But a Chattanooga panel on Thursday denied a company request to put up an Aflac sign, that includes its signature duck, on the front of its 103 Cherokee Blvd., offices.
According to the city's Form Based Code Committee, a so-called "skyline sign" on the outside of the top level of the building is not permitted because the structure isn't more than four stories high. It also already has a small sign, calling it the Maddox Building, that was put up before the current code was approved.
Brandon Smith, regional coordinator for Columbus, Ga.-based Aflac, said at a meeting of the board that it purchased a sign upon discussions with building owner John Wise.
Aflac's offices are on the second story of the four-level building on Cherokee, where it relocated last year from Mountain Creek Road.
"We took the office under the impression the sign could be hung," Smith said. But when an installer was called, the company found out it wasn't the case.
According to the panel, the sign could go between the first and second levels. But, Smith said, the sign is too big for that location.

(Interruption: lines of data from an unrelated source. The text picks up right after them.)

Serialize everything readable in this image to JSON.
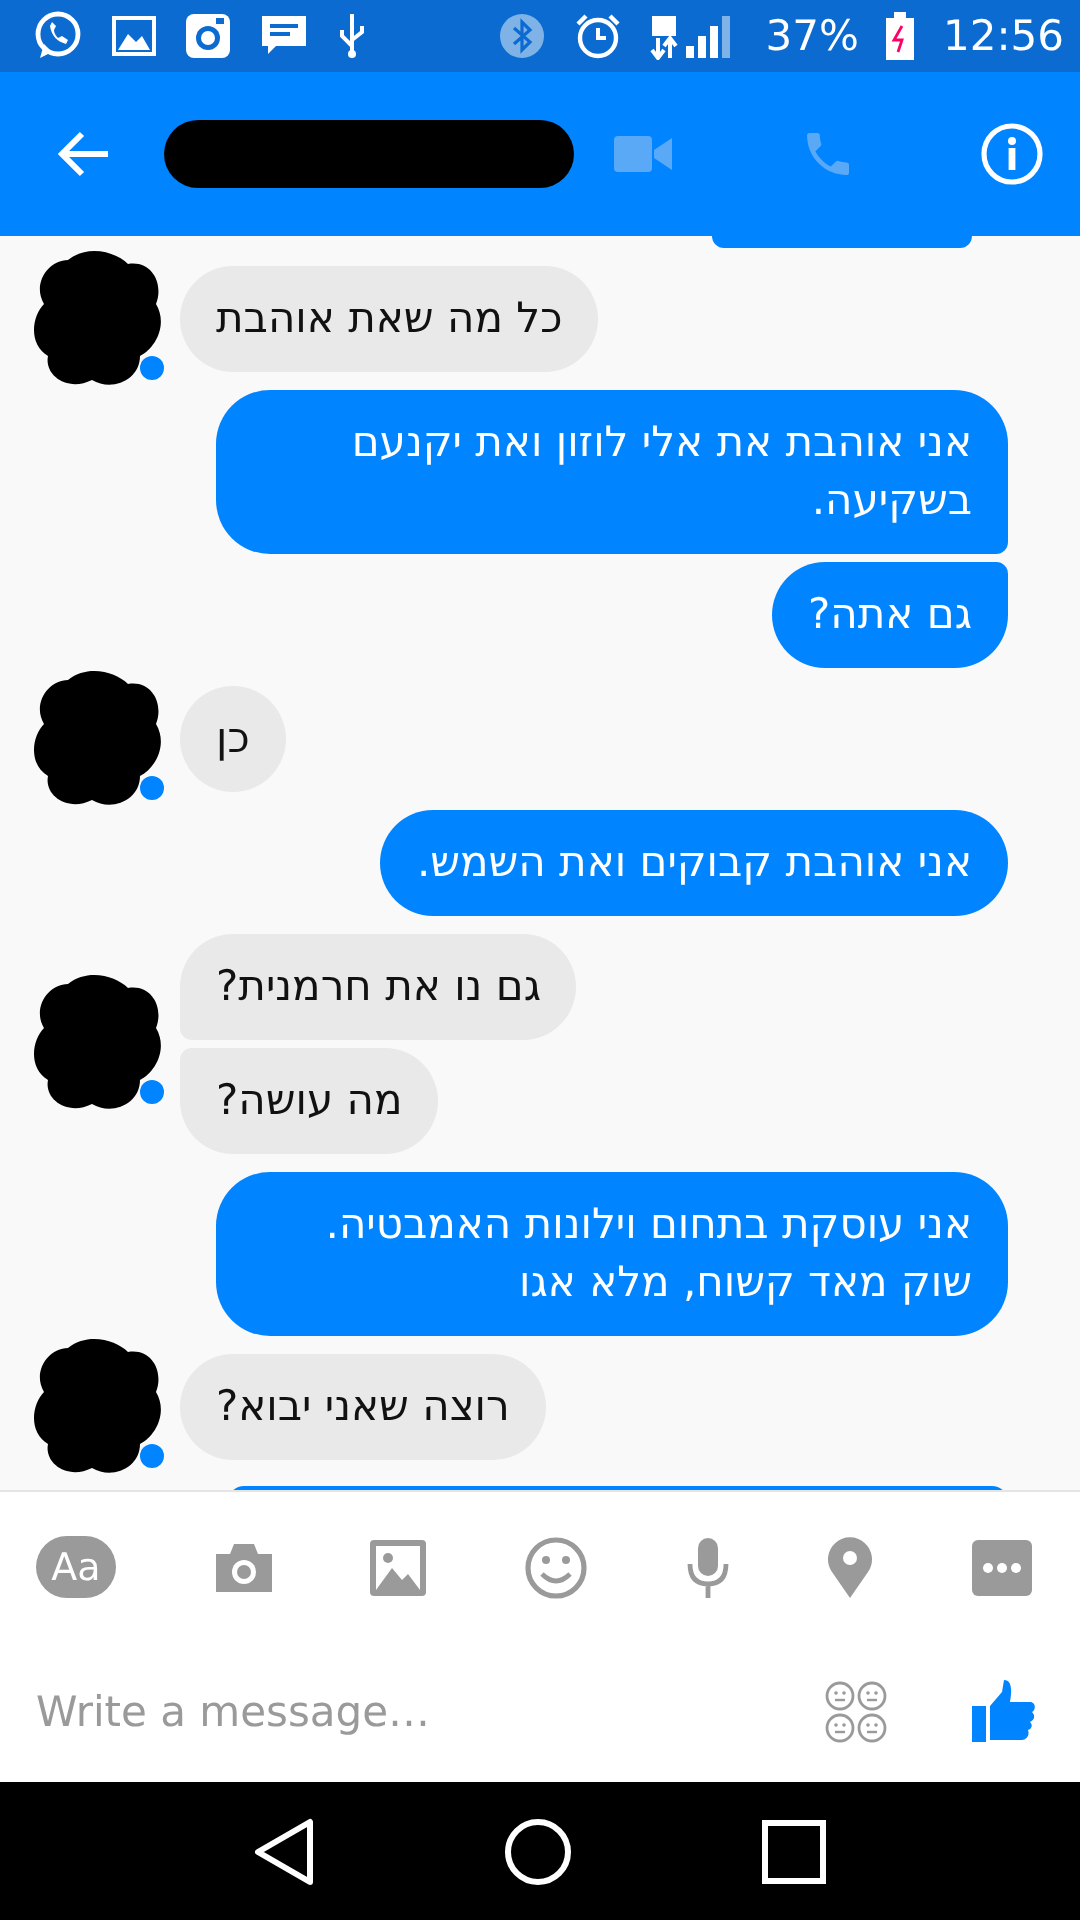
{
  "status_bar": {
    "battery": "37%",
    "time": "12:56"
  },
  "groups": [
    {
      "kind": "clipped",
      "outgoing": true
    },
    {
      "kind": "messages",
      "outgoing": false,
      "messages": [
        "כל מה שאת אוהבת"
      ]
    },
    {
      "kind": "messages",
      "outgoing": true,
      "messages": [
        "אני אוהבת את אלי לוזון ואת יקנעם בשקיעה.",
        "גם אתה?"
      ]
    },
    {
      "kind": "messages",
      "outgoing": false,
      "messages": [
        "כן"
      ]
    },
    {
      "kind": "messages",
      "outgoing": true,
      "messages": [
        "אני אוהבת קבוקים ואת השמש."
      ]
    },
    {
      "kind": "messages",
      "outgoing": false,
      "messages": [
        "גם נו את חרמנית?",
        "מה עושה?"
      ]
    },
    {
      "kind": "messages",
      "outgoing": true,
      "messages": [
        "אני עוסקת בתחום וילונות האמבטיה. שוק מאד קשוח, מלא אגו"
      ]
    },
    {
      "kind": "messages",
      "outgoing": false,
      "messages": [
        "רוצה שאני יבוא?"
      ]
    },
    {
      "kind": "clipped",
      "outgoing": true
    }
  ],
  "toolbar": {
    "text_button": "Aa"
  },
  "composer": {
    "placeholder": "Write a message…"
  }
}
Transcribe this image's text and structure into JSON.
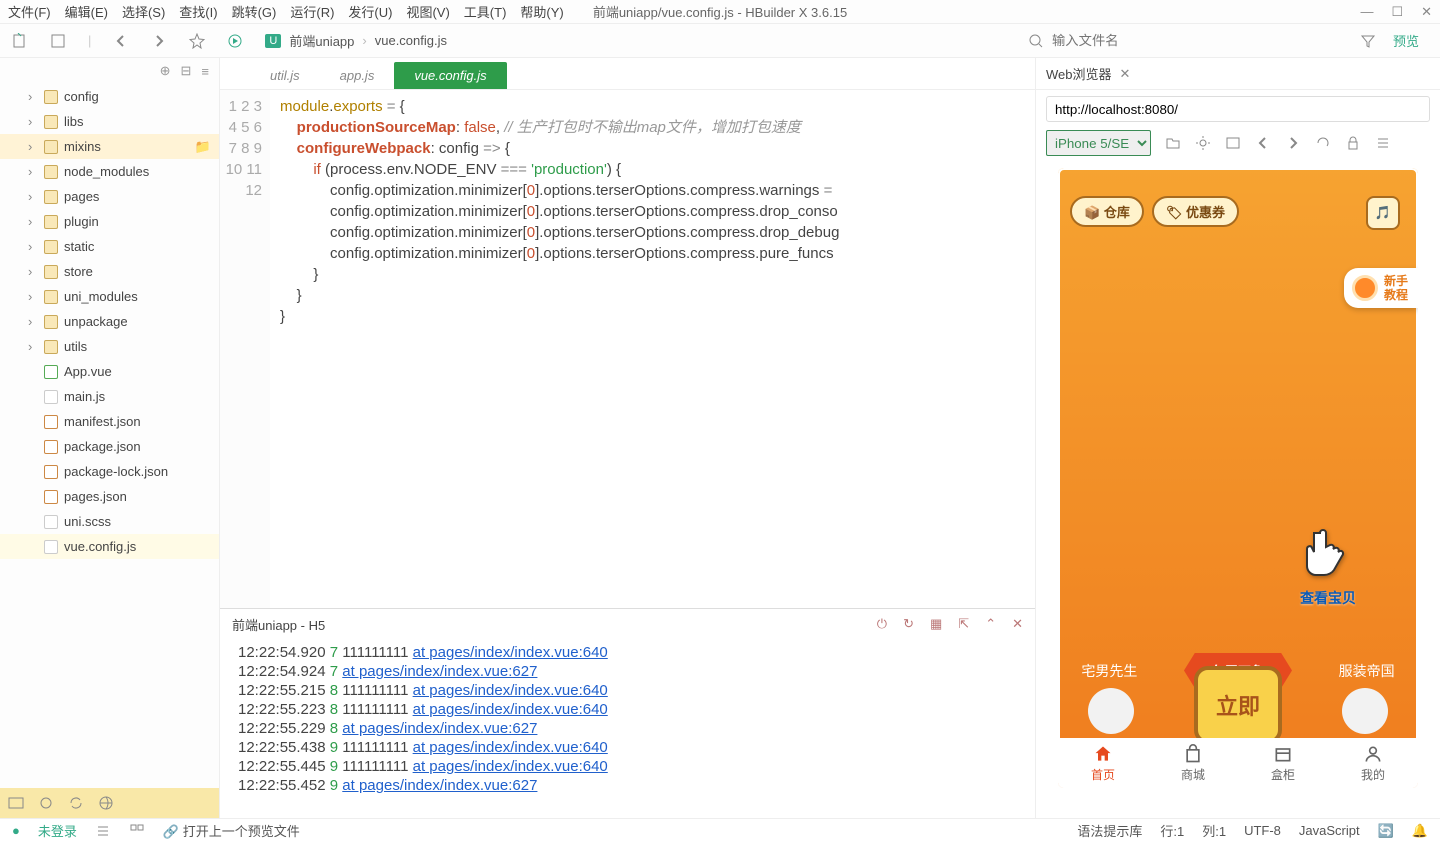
{
  "menu": {
    "items": [
      "文件(F)",
      "编辑(E)",
      "选择(S)",
      "查找(I)",
      "跳转(G)",
      "运行(R)",
      "发行(U)",
      "视图(V)",
      "工具(T)",
      "帮助(Y)"
    ]
  },
  "window_title": "前端uniapp/vue.config.js - HBuilder X 3.6.15",
  "toolbar": {
    "project": "前端uniapp",
    "file": "vue.config.js",
    "search_placeholder": "输入文件名",
    "preview": "预览"
  },
  "tree": {
    "items": [
      {
        "name": "config",
        "type": "folder"
      },
      {
        "name": "libs",
        "type": "folder"
      },
      {
        "name": "mixins",
        "type": "folder",
        "selected": true
      },
      {
        "name": "node_modules",
        "type": "folder"
      },
      {
        "name": "pages",
        "type": "folder"
      },
      {
        "name": "plugin",
        "type": "folder"
      },
      {
        "name": "static",
        "type": "folder"
      },
      {
        "name": "store",
        "type": "folder"
      },
      {
        "name": "uni_modules",
        "type": "folder"
      },
      {
        "name": "unpackage",
        "type": "folder"
      },
      {
        "name": "utils",
        "type": "folder"
      },
      {
        "name": "App.vue",
        "type": "vue"
      },
      {
        "name": "main.js",
        "type": "file"
      },
      {
        "name": "manifest.json",
        "type": "json"
      },
      {
        "name": "package.json",
        "type": "json"
      },
      {
        "name": "package-lock.json",
        "type": "json"
      },
      {
        "name": "pages.json",
        "type": "json"
      },
      {
        "name": "uni.scss",
        "type": "file"
      },
      {
        "name": "vue.config.js",
        "type": "file",
        "active": true
      }
    ]
  },
  "tabs": [
    {
      "label": "util.js"
    },
    {
      "label": "app.js"
    },
    {
      "label": "vue.config.js",
      "active": true
    }
  ],
  "code": {
    "lines": 12,
    "comment": "// 生产打包时不输出map文件，增加打包速度"
  },
  "console": {
    "title": "前端uniapp - H5",
    "rows": [
      {
        "ts": "12:22:54.920",
        "n": "7",
        "msg": "111111111",
        "link": "at pages/index/index.vue:640"
      },
      {
        "ts": "12:22:54.924",
        "n": "7",
        "msg": "",
        "link": "at pages/index/index.vue:627"
      },
      {
        "ts": "12:22:55.215",
        "n": "8",
        "msg": "111111111",
        "link": "at pages/index/index.vue:640"
      },
      {
        "ts": "12:22:55.223",
        "n": "8",
        "msg": "111111111",
        "link": "at pages/index/index.vue:640"
      },
      {
        "ts": "12:22:55.229",
        "n": "8",
        "msg": "",
        "link": "at pages/index/index.vue:627"
      },
      {
        "ts": "12:22:55.438",
        "n": "9",
        "msg": "111111111",
        "link": "at pages/index/index.vue:640"
      },
      {
        "ts": "12:22:55.445",
        "n": "9",
        "msg": "111111111",
        "link": "at pages/index/index.vue:640"
      },
      {
        "ts": "12:22:55.452",
        "n": "9",
        "msg": "",
        "link": "at pages/index/index.vue:627"
      }
    ]
  },
  "preview_panel": {
    "tab": "Web浏览器",
    "url": "http://localhost:8080/",
    "device": "iPhone 5/SE"
  },
  "app": {
    "btn_warehouse": "仓库",
    "btn_coupon": "优惠券",
    "tutorial_l1": "新手",
    "tutorial_l2": "教程",
    "pointer_label": "查看宝贝",
    "cat_left": "宅男先生",
    "cat_main": "包罗万象",
    "cat_right": "服装帝国",
    "big_button": "立即",
    "tabs": [
      "首页",
      "商城",
      "盒柜",
      "我的"
    ]
  },
  "status": {
    "login": "未登录",
    "hint": "打开上一个预览文件",
    "syntax": "语法提示库",
    "line": "行:1",
    "col": "列:1",
    "enc": "UTF-8",
    "lang": "JavaScript"
  }
}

"We purchased the sign ... to be hung on the top level at a considerable cost," he said.
The panel has allowed a couple of exceptions in the past where signs were placed on the top level of downtown buildings less than four stories, according to the committee staff. But, in other cases, such requests were denied, staff said.
Panel member Matthew Whitaker said he doesn't understand the four-story rule.
"I don't quite understand the reason for the code," he said.
Another member, Heidi Hefferlin, said Aflac's hardship was that it purchased the sign under the promise of the landlord. She said she's sympathetic to the business spending money and being committed to downtown.
"This is a question for the committee because we've clearly not approved these in the past and it sets a precedent," Hefferlin said.
Panel member William Smith offered a motion to approve a hardship for the company because Aflac's offices are primarily accessed from a rear parking garage.
But the board turned down the motion and urged Aflac to work with the owner to find a solution.
Whitaker said he'd like the city to look closer at the sign issue as it considers amendments to the code.
Smith said he plans to work with Wise related to the sign at the building, which houses about 14 Aflac personnel on a permanent basis.
He said the Aflac brokers and agents work in the 14-county area around Chattanooga, and come to the office periodically.
"Growth has been unreal," Smith said. "[Aflac] is one of the most recognizable brands. The opportunities are big."
Contact Mike Pare at email@example.com or 423-757-6318.